▶ [PROBLEM STATEMENT]:
The data below should be copied out exactly, with its pictures omitted.
::: INPUT DATA :::
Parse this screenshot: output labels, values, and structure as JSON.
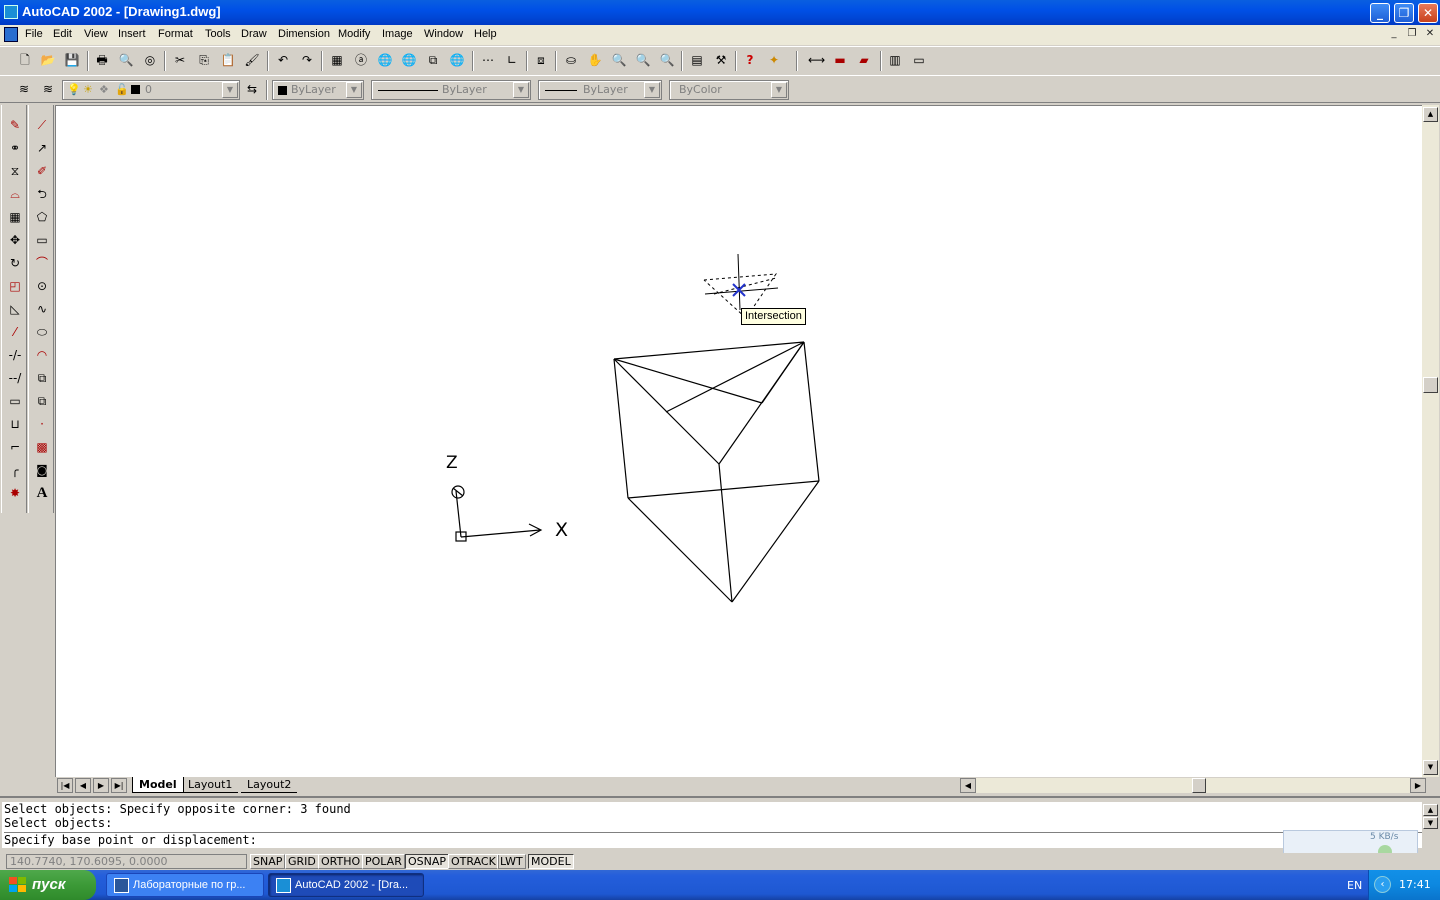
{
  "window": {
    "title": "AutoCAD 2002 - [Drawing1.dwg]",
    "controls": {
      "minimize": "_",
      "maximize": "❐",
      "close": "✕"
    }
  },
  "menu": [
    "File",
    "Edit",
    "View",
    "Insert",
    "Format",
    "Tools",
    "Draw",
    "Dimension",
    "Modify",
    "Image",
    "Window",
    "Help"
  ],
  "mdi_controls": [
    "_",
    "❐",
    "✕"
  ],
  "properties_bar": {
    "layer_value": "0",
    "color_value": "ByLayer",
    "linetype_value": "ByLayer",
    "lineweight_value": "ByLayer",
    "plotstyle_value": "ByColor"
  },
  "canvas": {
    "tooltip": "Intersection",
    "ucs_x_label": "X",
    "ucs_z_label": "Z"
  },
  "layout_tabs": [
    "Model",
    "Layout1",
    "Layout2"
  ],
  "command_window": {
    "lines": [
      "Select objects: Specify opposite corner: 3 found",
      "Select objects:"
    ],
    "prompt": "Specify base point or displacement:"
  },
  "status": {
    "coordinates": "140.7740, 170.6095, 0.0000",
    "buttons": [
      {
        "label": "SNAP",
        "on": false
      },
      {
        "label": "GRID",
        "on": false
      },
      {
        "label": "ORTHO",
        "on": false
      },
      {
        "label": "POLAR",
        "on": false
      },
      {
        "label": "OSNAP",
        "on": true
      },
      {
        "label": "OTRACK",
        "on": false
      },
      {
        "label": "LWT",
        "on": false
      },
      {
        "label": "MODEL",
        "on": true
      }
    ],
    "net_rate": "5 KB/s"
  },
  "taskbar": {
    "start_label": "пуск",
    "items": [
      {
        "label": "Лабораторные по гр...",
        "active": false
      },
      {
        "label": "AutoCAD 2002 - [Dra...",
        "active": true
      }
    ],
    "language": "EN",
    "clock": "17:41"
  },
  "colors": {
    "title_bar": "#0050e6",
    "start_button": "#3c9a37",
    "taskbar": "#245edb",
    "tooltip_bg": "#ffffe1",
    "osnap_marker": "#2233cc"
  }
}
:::
▶ [ANSWER SPACE]:
Parse this screenshot: output labels, values, and structure as JSON.
{
  "window": {
    "title": "AutoCAD 2002 - [Drawing1.dwg]",
    "controls": {
      "minimize": "_",
      "maximize": "❐",
      "close": "✕"
    }
  },
  "menu": [
    "File",
    "Edit",
    "View",
    "Insert",
    "Format",
    "Tools",
    "Draw",
    "Dimension",
    "Modify",
    "Image",
    "Window",
    "Help"
  ],
  "mdi_controls": [
    "_",
    "❐",
    "✕"
  ],
  "properties_bar": {
    "layer_value": "0",
    "color_value": "ByLayer",
    "linetype_value": "ByLayer",
    "lineweight_value": "ByLayer",
    "plotstyle_value": "ByColor"
  },
  "canvas": {
    "tooltip": "Intersection",
    "ucs_x_label": "X",
    "ucs_z_label": "Z"
  },
  "layout_tabs": [
    "Model",
    "Layout1",
    "Layout2"
  ],
  "command_window": {
    "lines": [
      "Select objects: Specify opposite corner: 3 found",
      "Select objects:"
    ],
    "prompt": "Specify base point or displacement:"
  },
  "status": {
    "coordinates": "140.7740, 170.6095, 0.0000",
    "buttons": [
      {
        "label": "SNAP",
        "on": false
      },
      {
        "label": "GRID",
        "on": false
      },
      {
        "label": "ORTHO",
        "on": false
      },
      {
        "label": "POLAR",
        "on": false
      },
      {
        "label": "OSNAP",
        "on": true
      },
      {
        "label": "OTRACK",
        "on": false
      },
      {
        "label": "LWT",
        "on": false
      },
      {
        "label": "MODEL",
        "on": true
      }
    ],
    "net_rate": "5 KB/s"
  },
  "taskbar": {
    "start_label": "пуск",
    "items": [
      {
        "label": "Лабораторные по гр...",
        "active": false
      },
      {
        "label": "AutoCAD 2002 - [Dra...",
        "active": true
      }
    ],
    "language": "EN",
    "clock": "17:41"
  },
  "colors": {
    "title_bar": "#0050e6",
    "start_button": "#3c9a37",
    "taskbar": "#245edb",
    "tooltip_bg": "#ffffe1",
    "osnap_marker": "#2233cc"
  }
}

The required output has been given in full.